War is messy and unpredictable, but people still make their own, predictable decisions
Principled men make practical decisions, except when they do not
Motivation matters, except when it does not
Nationalism and jingoism have hard ceilings
Lie at one’s own risk, and hope for a net-positive outcome; nothing is guaranteed
Willingness to die for a cause does not remove the edge from or the quick pace of death
Yet, a more non-obvious message still lurked, waiting for a pluck. It was a calm among storms, perhaps, and a time for somber reflection on human desires and motivations. The bridge is most obviously a willing metaphor for a desire to cross-cultural aphasia. The film attempted to non-obviously demonstrate many of the functions the audience will have learned in adolescence. The literal, present theatre of war was disguised as an in-vogue epic for a figurative one, and the world is all the better for it.

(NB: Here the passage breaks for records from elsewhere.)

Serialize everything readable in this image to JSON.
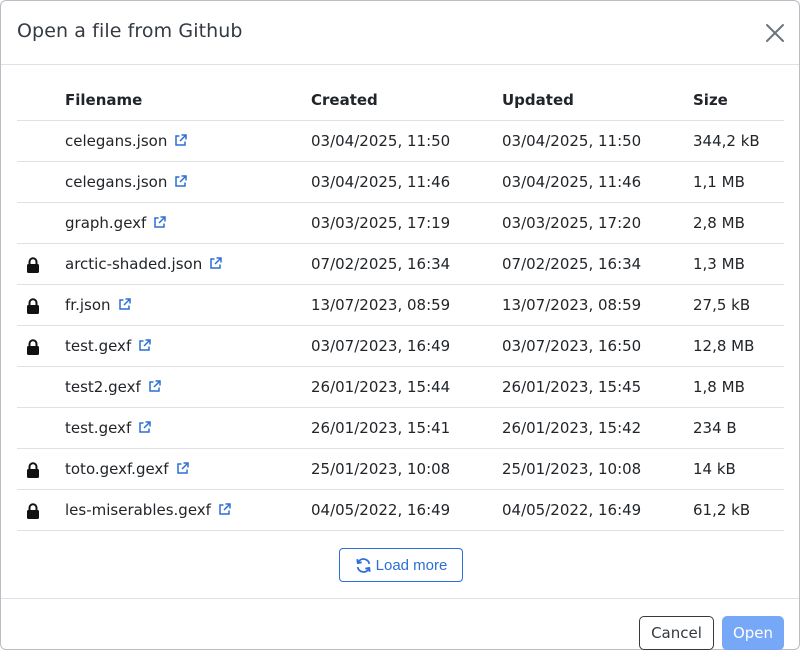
{
  "dialog": {
    "title": "Open a file from Github"
  },
  "table": {
    "headers": {
      "filename": "Filename",
      "created": "Created",
      "updated": "Updated",
      "size": "Size"
    },
    "rows": [
      {
        "locked": false,
        "filename": "celegans.json",
        "created": "03/04/2025, 11:50",
        "updated": "03/04/2025, 11:50",
        "size": "344,2 kB"
      },
      {
        "locked": false,
        "filename": "celegans.json",
        "created": "03/04/2025, 11:46",
        "updated": "03/04/2025, 11:46",
        "size": "1,1 MB"
      },
      {
        "locked": false,
        "filename": "graph.gexf",
        "created": "03/03/2025, 17:19",
        "updated": "03/03/2025, 17:20",
        "size": "2,8 MB"
      },
      {
        "locked": true,
        "filename": "arctic-shaded.json",
        "created": "07/02/2025, 16:34",
        "updated": "07/02/2025, 16:34",
        "size": "1,3 MB"
      },
      {
        "locked": true,
        "filename": "fr.json",
        "created": "13/07/2023, 08:59",
        "updated": "13/07/2023, 08:59",
        "size": "27,5 kB"
      },
      {
        "locked": true,
        "filename": "test.gexf",
        "created": "03/07/2023, 16:49",
        "updated": "03/07/2023, 16:50",
        "size": "12,8 MB"
      },
      {
        "locked": false,
        "filename": "test2.gexf",
        "created": "26/01/2023, 15:44",
        "updated": "26/01/2023, 15:45",
        "size": "1,8 MB"
      },
      {
        "locked": false,
        "filename": "test.gexf",
        "created": "26/01/2023, 15:41",
        "updated": "26/01/2023, 15:42",
        "size": "234 B"
      },
      {
        "locked": true,
        "filename": "toto.gexf.gexf",
        "created": "25/01/2023, 10:08",
        "updated": "25/01/2023, 10:08",
        "size": "14 kB"
      },
      {
        "locked": true,
        "filename": "les-miserables.gexf",
        "created": "04/05/2022, 16:49",
        "updated": "04/05/2022, 16:49",
        "size": "61,2 kB"
      }
    ]
  },
  "load_more": {
    "label": "Load more",
    "icon": "refresh-icon"
  },
  "footer": {
    "cancel_label": "Cancel",
    "open_label": "Open"
  },
  "icons": {
    "lock": "lock-icon",
    "external_link": "external-link-icon",
    "close": "close-icon"
  },
  "colors": {
    "accent": "#2c6fd6",
    "open_button_disabled": "#76a8f7",
    "divider": "#dee2e6"
  }
}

Skill: The most obvious and/or subjective measure is a skill evaluation. The most visible “skill” set is that of the acting, and the most visible measure is the Academy Award for Best Actor, given to Alec Guinness for his performance as Lieutenant Colonel Nicholson, and the Academy Award for Best Supporting Actor, for which Sessue Hayakawa earned a nomination. But the whole ensemble cast, also including William Holden and Jack Hawkins, provided chemistry necessary to the forward-view for the film: skill in acting is not how one reads her own lines, but how a cast can elevate performance: The Bridge on the River Kwai provides a believable web of relationships whose dynamisms only enhance as the film progresses. However: if not for deft writing (the source of which provides material andmotivation for the actors), triumphant direction (whose purpose is to coordinate the relationship-building), and outstanding crew work (for which The Bridge on the River Kwai earned three additional Oscars in editing, scoring, and physical filming [different to direction]), this film finds no place in the Library of Congress or near the top of many lists for greatest film ever made. Buyer beware those who underrate excellent teamwork.
The Bridge on the River Kwai is thus accurately rated: it is neither better than its worth, nor worse. It has cultural, historical, and aesthetic significance and deserves all of its accolades. Yet, it is not the best film ever made, and not the best Oscar winner because, according to this blog’s logic, does not best represent the year it was made, or at least more so than other films. The answer to that inquiry is most likely unfounded in any sort of reason.
In Oscar context, that it beat heavyweights (including another film that will vie for “best” film of all-time, 12 Angry Men) demonstrates that it was the best film to represent 1957’s local zeitgeist. Among its peers, too – Sayonara, Peyton Place, and Witness for the Prosecution – The Bridge on the River Kwai stands out. Collectively 1957’s royal strength begs the question: is this year the best year for nominees in the Oscar’s 88-year history?